Barry Wallenstein’s latest collection of verse continues his pioneering foray into blending jazz and poetry. The poems are infused with a distinct musicality that’s reminiscent of raw bars and bayou blues. Stripped down emotions are buoyed by irrefutable truths.
The famous sonnet Ozymandias by Percy Bysshe Shelley, reflects on a monumental sculpture’s eventual ruin and collapse. Elisabeth Kley’s exhibition appropriated the title to likewise challenge time, while exploring such diverse concepts as individuality, transience and tradition.
At Lafayette College, Easton, PA
Judy Pfaff’s art requires several kinds of understandings. First, let’s think back to primordial installations — cave drawings and dwellings, rituals in China and Southern Africa and Native American ghost dances in buffalo robes.
The Yard, Herald Square, NYC Does Judy Rifka need to bother with the articulate justifications and cogent explanations that always accompany her latest creations? Not for this fully alive and eye-popping show
A show of Suzan Batu’s easel-sized paintings creates a mood of worldly coquetry at The Phatory. It looks like the artist may have started with a straight and narrow method, and then took it south — finding her true colors.
“Soaked in tears.” How can you beat that? Sakutarō Hagiwara (1886 — 1943) wrote this line early in his career.

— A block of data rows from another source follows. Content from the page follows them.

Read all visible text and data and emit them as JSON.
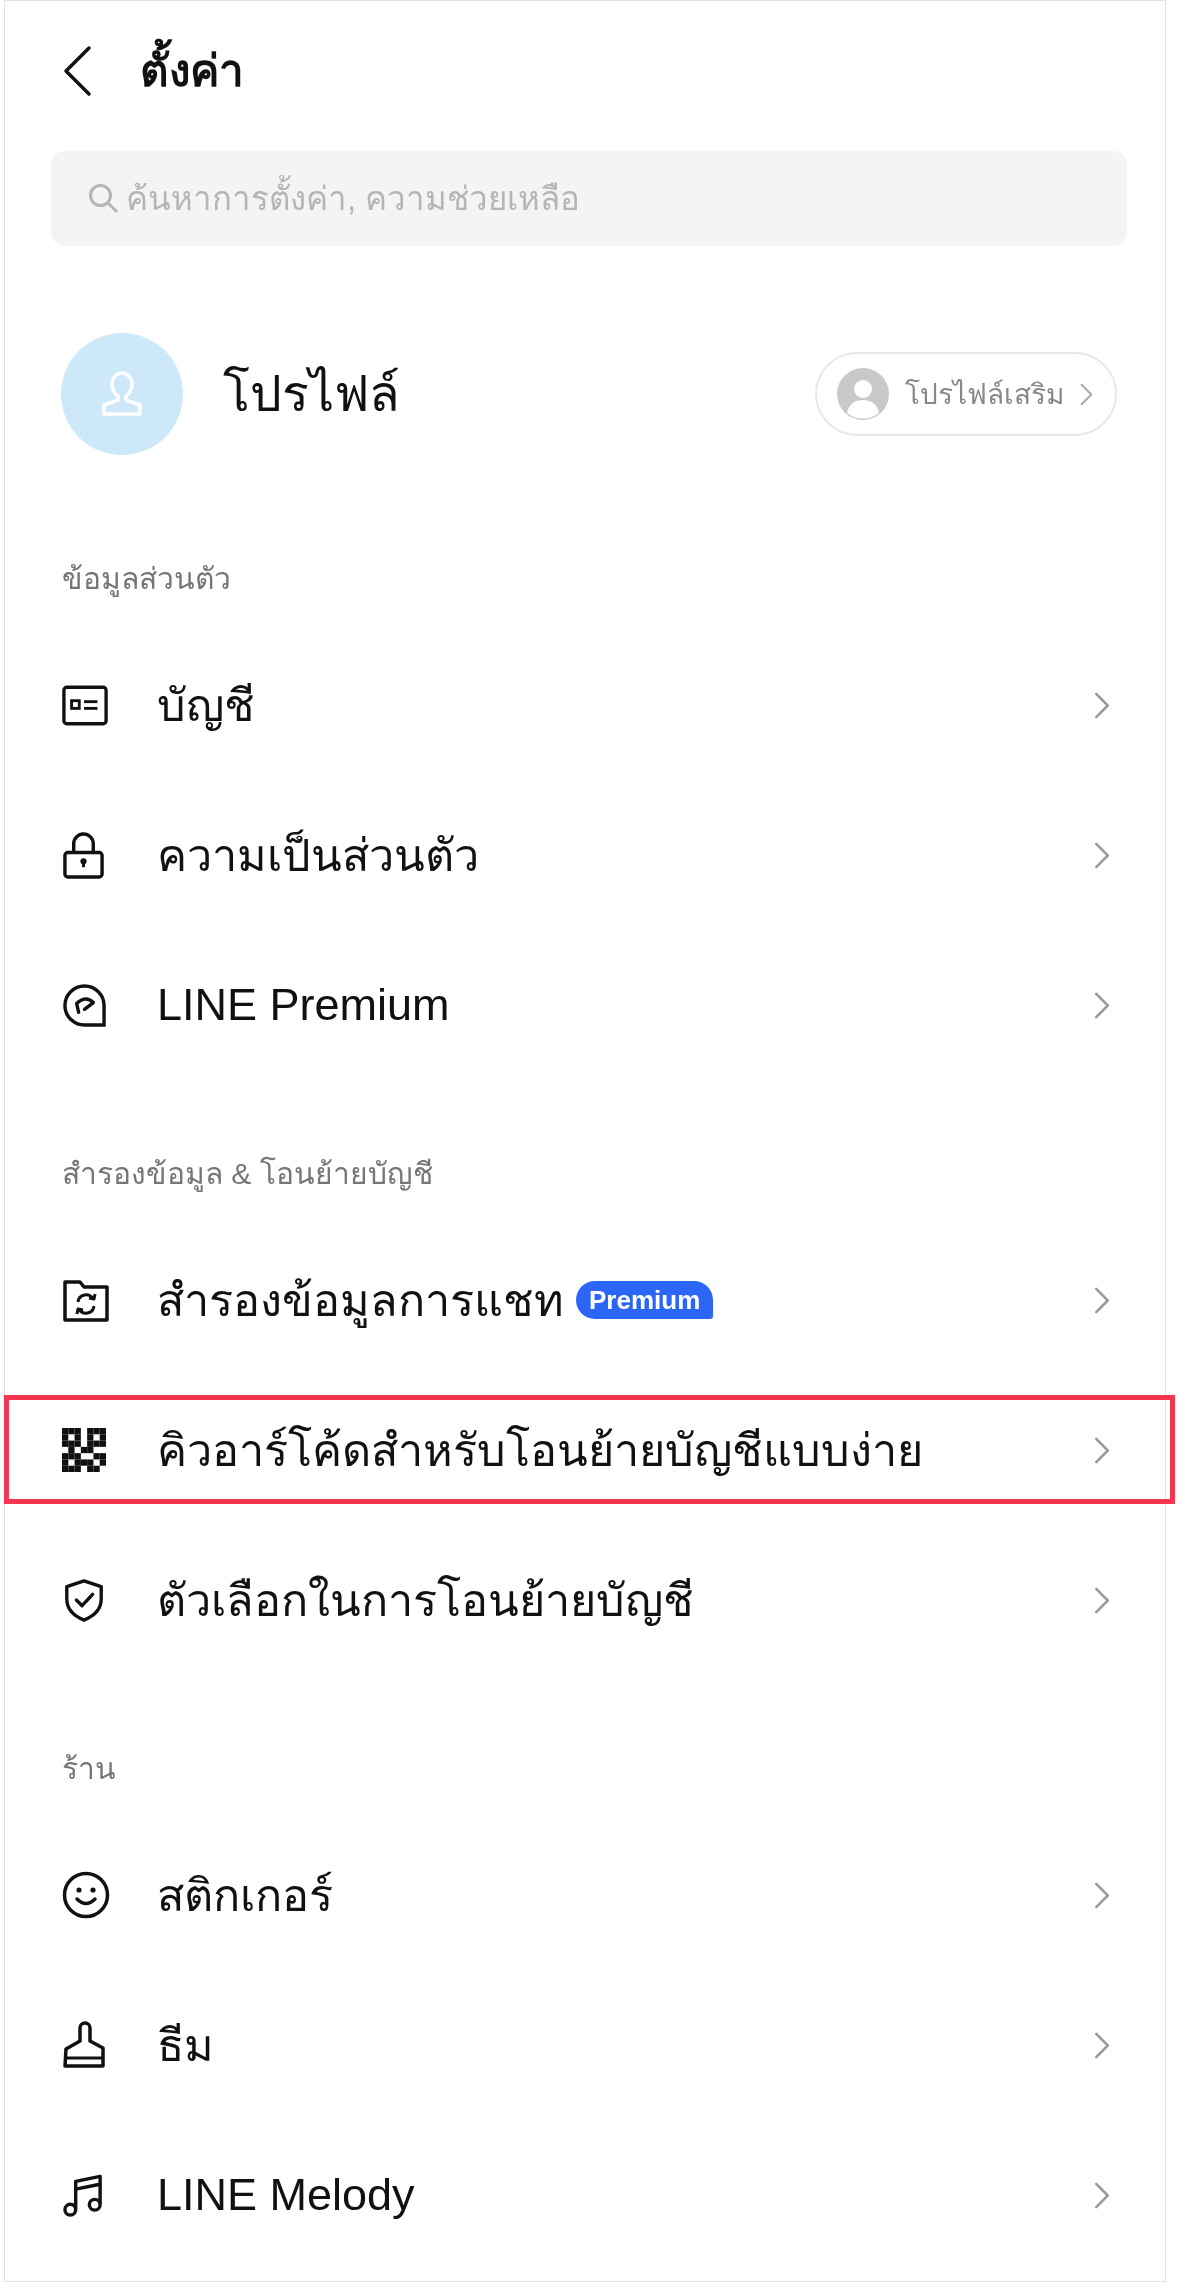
{
  "header": {
    "title": "ตั้งค่า"
  },
  "search": {
    "placeholder": "ค้นหาการตั้งค่า, ความช่วยเหลือ"
  },
  "profile": {
    "name": "โปรไฟล์",
    "sub_profile_button": "โปรไฟล์เสริม"
  },
  "sections": [
    {
      "title": "ข้อมูลส่วนตัว",
      "items": [
        {
          "label": "บัญชี",
          "highlighted": false
        },
        {
          "label": "ความเป็นส่วนตัว",
          "highlighted": false
        },
        {
          "label": "LINE Premium",
          "highlighted": false
        }
      ]
    },
    {
      "title": "สำรองข้อมูล & โอนย้ายบัญชี",
      "items": [
        {
          "label": "สำรองข้อมูลการแชท",
          "badge": "Premium",
          "highlighted": false
        },
        {
          "label": "คิวอาร์โค้ดสำหรับโอนย้ายบัญชีแบบง่าย",
          "highlighted": true
        },
        {
          "label": "ตัวเลือกในการโอนย้ายบัญชี",
          "highlighted": false
        }
      ]
    },
    {
      "title": "ร้าน",
      "items": [
        {
          "label": "สติกเกอร์",
          "highlighted": false
        },
        {
          "label": "ธีม",
          "highlighted": false
        },
        {
          "label": "LINE Melody",
          "highlighted": false
        }
      ]
    }
  ]
}
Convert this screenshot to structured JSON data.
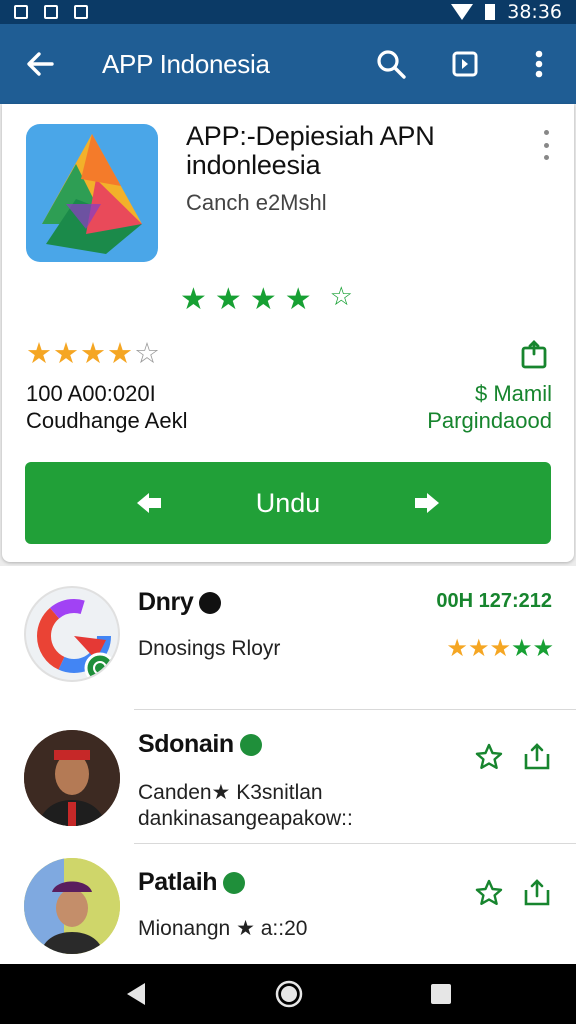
{
  "status_bar": {
    "time": "38:36"
  },
  "app_bar": {
    "title": "APP Indonesia"
  },
  "app_card": {
    "title": "APP:-Depiesiah APN indonleesia",
    "subtitle": "Canch e2Mshl",
    "green_rating": 4,
    "rating_stars": 4,
    "meta_left_line1": "100 A00:020I",
    "meta_left_line2": "Coudhange Aekl",
    "meta_right_line1": "$ Mamil",
    "meta_right_line2": "Pargindaood",
    "install_label": "Undu"
  },
  "list": [
    {
      "name": "Dnry",
      "subtitle": "Dnosings Rloyr",
      "right_text": "00H 127:212",
      "rating": 5
    },
    {
      "name": "Sdonain",
      "subtitle_line1": "Canden★ K3snitlan",
      "subtitle_line2": "dankinasangeapakow::"
    },
    {
      "name": "Patlaih",
      "subtitle_line1": "Mionangn ★ a::20"
    }
  ],
  "colors": {
    "primary": "#1f5d94",
    "status": "#0b3a66",
    "accent_green": "#21a038",
    "star_orange": "#f5a623"
  },
  "icons": [
    "back-arrow-icon",
    "search-icon",
    "download-icon",
    "more-vert-icon",
    "share-icon",
    "star-icon",
    "verified-badge-icon",
    "nav-back-icon",
    "nav-home-icon",
    "nav-recents-icon"
  ]
}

His penchant for the piteous remained his trademark. This volume of verse, including the title prose-poem novella, “Cat Town,” reveals a genius at joining image with sentiment.
Although boxing holds no interest for me, I have always been intrigued by Jack Johnson, the first African American to be heavyweight champion. Adrian Matejka’s poetic paean to Johnson presents a portrait that beautifully captures the bravado, sexual energy and sophistication of an athlete whose 1915 victory sparked race riots.
True to the title of one of his paintings, Land of Many Uses, Jules de Balincourt finds divergent scenes to convey a complex, sophisticated artistry. The 75 color plates in the book Jules de Balincourt show the artist commenting on class, circumstance and connection with refined aloofness.
Impulse and control stroll hand-in-hand in Glenn Goldberg’s gallery of icons. A dog stares back at you as you question it. A duck hangs in the air, as if between shots at an arcade.